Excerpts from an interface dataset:

********

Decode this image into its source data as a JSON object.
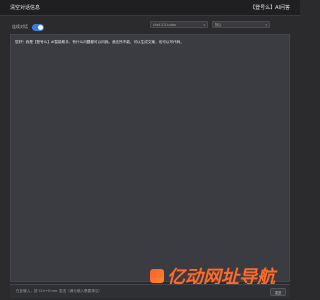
{
  "header": {
    "title": "清空对话信息",
    "brand": "【登号么】AI问答"
  },
  "controls": {
    "toggle_label": "连续对话",
    "model_select": "chat-3.5-turbo",
    "mode_select": "默认"
  },
  "chat": {
    "first_message": "您好！我是【登号么】AI智能助手，有什么问题都可以问我。我无所不能，可以生成文案，也可以写代码。"
  },
  "input": {
    "placeholder": "在此输入，按 Ctrl+Enter 发送（满分输入需要清空）",
    "send_label": "发送"
  },
  "watermark": {
    "text": "亿动网址导航"
  },
  "colors": {
    "accent": "#3a7be0",
    "watermark": "#ff6a2a"
  }
}
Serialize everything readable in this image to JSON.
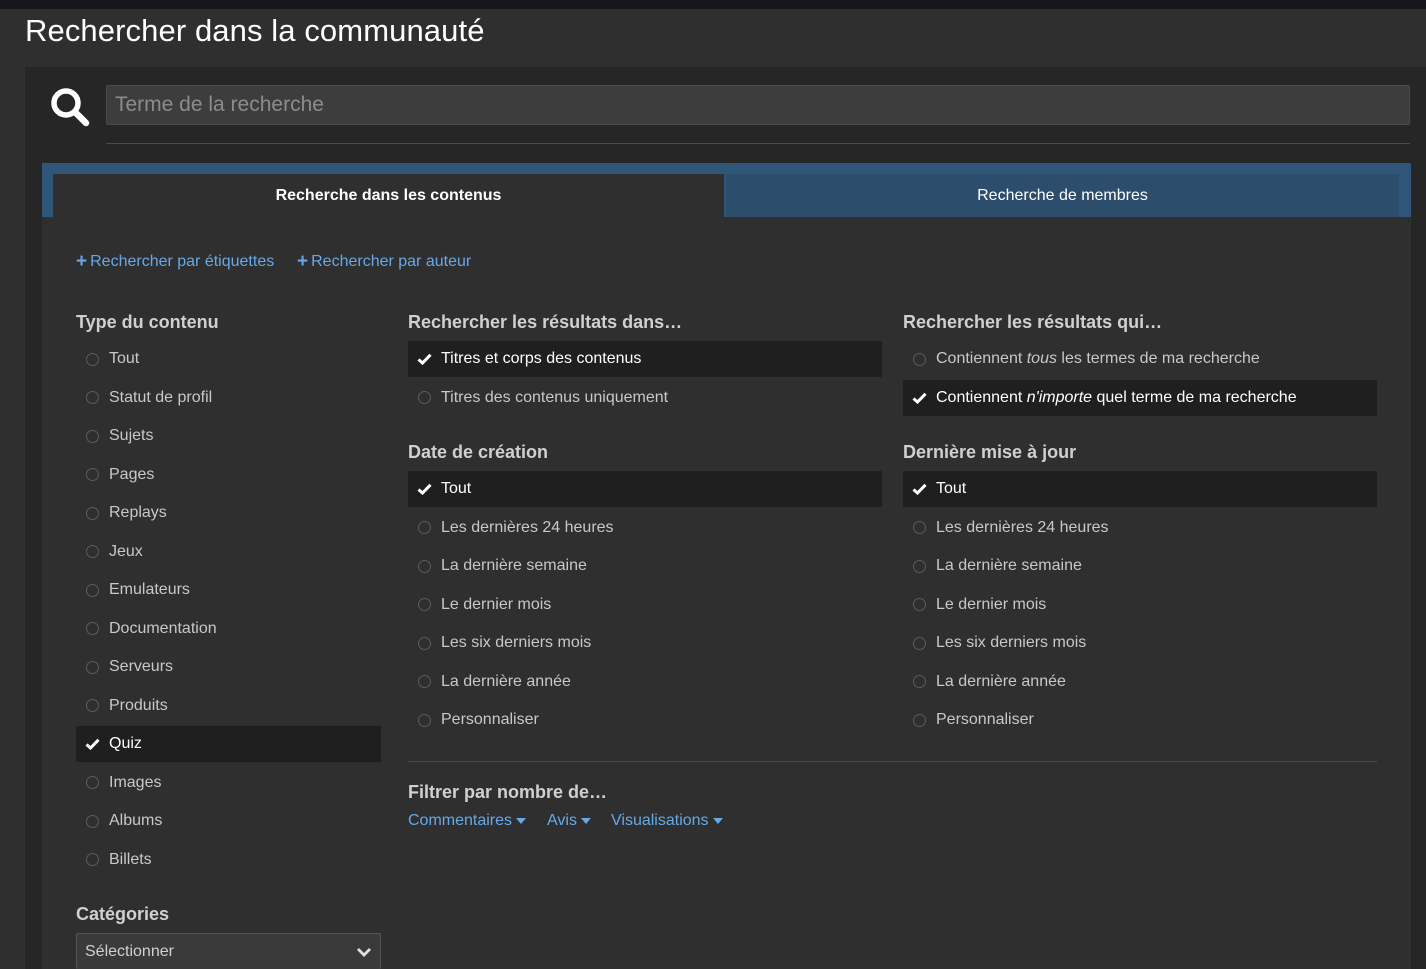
{
  "page": {
    "title": "Rechercher dans la communauté"
  },
  "search": {
    "placeholder": "Terme de la recherche",
    "value": ""
  },
  "tabs": [
    {
      "label": "Recherche dans les contenus",
      "active": true
    },
    {
      "label": "Recherche de membres",
      "active": false
    }
  ],
  "links": {
    "by_tags": "Rechercher par étiquettes",
    "by_author": "Rechercher par auteur"
  },
  "content_type": {
    "heading": "Type du contenu",
    "items": [
      {
        "label": "Tout",
        "checked": false
      },
      {
        "label": "Statut de profil",
        "checked": false
      },
      {
        "label": "Sujets",
        "checked": false
      },
      {
        "label": "Pages",
        "checked": false
      },
      {
        "label": "Replays",
        "checked": false
      },
      {
        "label": "Jeux",
        "checked": false
      },
      {
        "label": "Emulateurs",
        "checked": false
      },
      {
        "label": "Documentation",
        "checked": false
      },
      {
        "label": "Serveurs",
        "checked": false
      },
      {
        "label": "Produits",
        "checked": false
      },
      {
        "label": "Quiz",
        "checked": true
      },
      {
        "label": "Images",
        "checked": false
      },
      {
        "label": "Albums",
        "checked": false
      },
      {
        "label": "Billets",
        "checked": false
      }
    ]
  },
  "search_in": {
    "heading": "Rechercher les résultats dans…",
    "items": [
      {
        "label": "Titres et corps des contenus",
        "checked": true
      },
      {
        "label": "Titres des contenus uniquement",
        "checked": false
      }
    ]
  },
  "search_which": {
    "heading": "Rechercher les résultats qui…",
    "items": [
      {
        "pre": "Contiennent ",
        "em": "tous",
        "post": " les termes de ma recherche",
        "checked": false
      },
      {
        "pre": "Contiennent ",
        "em": "n'importe",
        "post": " quel terme de ma recherche",
        "checked": true
      }
    ]
  },
  "created": {
    "heading": "Date de création",
    "items": [
      {
        "label": "Tout",
        "checked": true
      },
      {
        "label": "Les dernières 24 heures",
        "checked": false
      },
      {
        "label": "La dernière semaine",
        "checked": false
      },
      {
        "label": "Le dernier mois",
        "checked": false
      },
      {
        "label": "Les six derniers mois",
        "checked": false
      },
      {
        "label": "La dernière année",
        "checked": false
      },
      {
        "label": "Personnaliser",
        "checked": false
      }
    ]
  },
  "updated": {
    "heading": "Dernière mise à jour",
    "items": [
      {
        "label": "Tout",
        "checked": true
      },
      {
        "label": "Les dernières 24 heures",
        "checked": false
      },
      {
        "label": "La dernière semaine",
        "checked": false
      },
      {
        "label": "Le dernier mois",
        "checked": false
      },
      {
        "label": "Les six derniers mois",
        "checked": false
      },
      {
        "label": "La dernière année",
        "checked": false
      },
      {
        "label": "Personnaliser",
        "checked": false
      }
    ]
  },
  "filter": {
    "heading": "Filtrer par nombre de…",
    "items": [
      "Commentaires",
      "Avis",
      "Visualisations"
    ]
  },
  "categories": {
    "heading": "Catégories",
    "selected": "Sélectionner"
  },
  "colors": {
    "accent_link": "#66a8e8",
    "tab_bar": "#2f5579",
    "checked_row": "#1f1f1f",
    "background": "#2f2f2f"
  },
  "icons": {
    "search": "search-icon",
    "plus": "plus-icon",
    "check": "check-icon",
    "radio": "radio-empty-icon",
    "caret": "caret-down-icon",
    "select_chevron": "chevron-down-icon"
  }
}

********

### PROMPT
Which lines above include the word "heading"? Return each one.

### TASK SOLUTION
    "heading": "Type du contenu",
    "heading": "Rechercher les résultats dans…",
    "heading": "Rechercher les résultats qui…",
    "heading": "Date de création",
    "heading": "Dernière mise à jour",
    "heading": "Filtrer par nombre de…",
    "heading": "Catégories",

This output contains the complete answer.